should be as effortless and enjoyable as watching.

2. Th e Paradox of Choice Requires Personalization:
Too much choice is overwhelming and is a barrier
to consumption. The guide must give quality, personalized
recommendations to help users overcome the fear of regret
and consume more.

3. Content Selection Is Meaning-Driven: Flat metadata
doesn’t help us decide want we want to watch. A
rich, human description of the mood, style and plot elements
gives us a real feeling for the content and gives
us the confidence to make a selection.

4. Future-Proof the Guide for an On-Demand World:
Fast growth of on-demand video requires that service providers
move quickly or risk choking future consumption
with an antiquated guide.

5. Build Trust Between Man and Machine: Trust is what
fuels recommendations to spur action. Humans will only
trust a discovery engine that is able to explain, in human
terms, every recommendation it makes.

6. No “Average Taste”: Human tastes are varied and can’t
be averaged out to get a mathematical estimation of taste.
Yet this is exactly what most recommendation engines do.
A truly personalized guide recognizes that each individual
is unique and enjoys several distinct types of content.

7. Keeping Content Fresh: Today’s users expect endless
fresh programming to fit their specific preferences and
match the exact mood they’re in at that moment.
If the guide fails to lead users quickly to the right
content, they will blame the provider and conclude
there is “nothing to watch.”
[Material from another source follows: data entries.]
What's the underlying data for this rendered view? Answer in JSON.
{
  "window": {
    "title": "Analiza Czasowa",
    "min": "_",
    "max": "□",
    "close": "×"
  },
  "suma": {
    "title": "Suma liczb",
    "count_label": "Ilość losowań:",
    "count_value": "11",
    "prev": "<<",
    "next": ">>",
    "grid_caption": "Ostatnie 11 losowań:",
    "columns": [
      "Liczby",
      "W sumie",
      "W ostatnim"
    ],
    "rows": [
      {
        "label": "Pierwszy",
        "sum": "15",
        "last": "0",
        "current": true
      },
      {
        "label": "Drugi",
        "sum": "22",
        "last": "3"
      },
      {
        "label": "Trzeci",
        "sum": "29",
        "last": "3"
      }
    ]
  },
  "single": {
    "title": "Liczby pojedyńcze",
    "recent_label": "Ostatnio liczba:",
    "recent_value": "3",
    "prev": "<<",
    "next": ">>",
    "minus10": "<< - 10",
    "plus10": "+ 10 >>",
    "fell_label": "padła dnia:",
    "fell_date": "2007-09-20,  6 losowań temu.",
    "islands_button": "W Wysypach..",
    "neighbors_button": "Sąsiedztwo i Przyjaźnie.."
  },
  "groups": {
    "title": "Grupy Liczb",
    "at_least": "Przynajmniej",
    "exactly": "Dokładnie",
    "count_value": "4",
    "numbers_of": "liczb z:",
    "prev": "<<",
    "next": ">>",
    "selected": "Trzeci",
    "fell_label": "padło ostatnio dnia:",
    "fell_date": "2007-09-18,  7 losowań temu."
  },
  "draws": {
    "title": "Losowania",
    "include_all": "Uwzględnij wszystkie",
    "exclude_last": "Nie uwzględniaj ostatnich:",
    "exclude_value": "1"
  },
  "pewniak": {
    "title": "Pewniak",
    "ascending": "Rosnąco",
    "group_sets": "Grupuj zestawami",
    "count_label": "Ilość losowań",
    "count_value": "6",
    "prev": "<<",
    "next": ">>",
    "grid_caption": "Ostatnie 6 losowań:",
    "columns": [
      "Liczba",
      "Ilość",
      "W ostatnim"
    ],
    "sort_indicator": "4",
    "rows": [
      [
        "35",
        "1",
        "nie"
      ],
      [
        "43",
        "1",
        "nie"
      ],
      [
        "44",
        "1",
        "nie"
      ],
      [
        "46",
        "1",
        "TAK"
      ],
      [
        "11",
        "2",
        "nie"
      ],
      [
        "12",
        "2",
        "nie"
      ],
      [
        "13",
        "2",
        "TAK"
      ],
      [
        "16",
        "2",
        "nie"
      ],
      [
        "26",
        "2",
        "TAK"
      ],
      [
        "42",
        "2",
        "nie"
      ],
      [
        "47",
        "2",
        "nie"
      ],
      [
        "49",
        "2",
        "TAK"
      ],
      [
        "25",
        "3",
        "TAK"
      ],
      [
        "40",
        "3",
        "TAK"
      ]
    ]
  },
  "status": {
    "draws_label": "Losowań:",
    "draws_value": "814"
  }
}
8. Humans Seek Meaning, Not Data: Human
communication is richer than keywords wound
into boolean strings. Ask Google to recommend a
“feel-good, witty movie about couple relations” —
you won’t get useful results. The next generation of
guides must speak in casual human language and
deliver relevant, accurate results.

9. Finding a Video “Lingua Franca”: To communicate in
natural language, guides must adopt a normalized unified
language or “lingua franca” for describing entertainment
content. This lingua franca will allow the breadth of entertainment
content to be described in a single descriptive language
allowing consumers to understand all content in the
same natural metaphor.

10. Smart Social TV: All the tweets, updates, “likes”
and “pluses” have created massive amounts of social media
data. But this kind of random chatter doesn’t drive consumption
and it doesn’t enhance the television experience.
Why? Because most friends don’t share taste in TV and movies.
Smart social TV must identify friends that have similar
tastes and use them as a source of high quality social recommendations.
That is social TV.

Yossi Glick is CEO and co-founder of Jinni.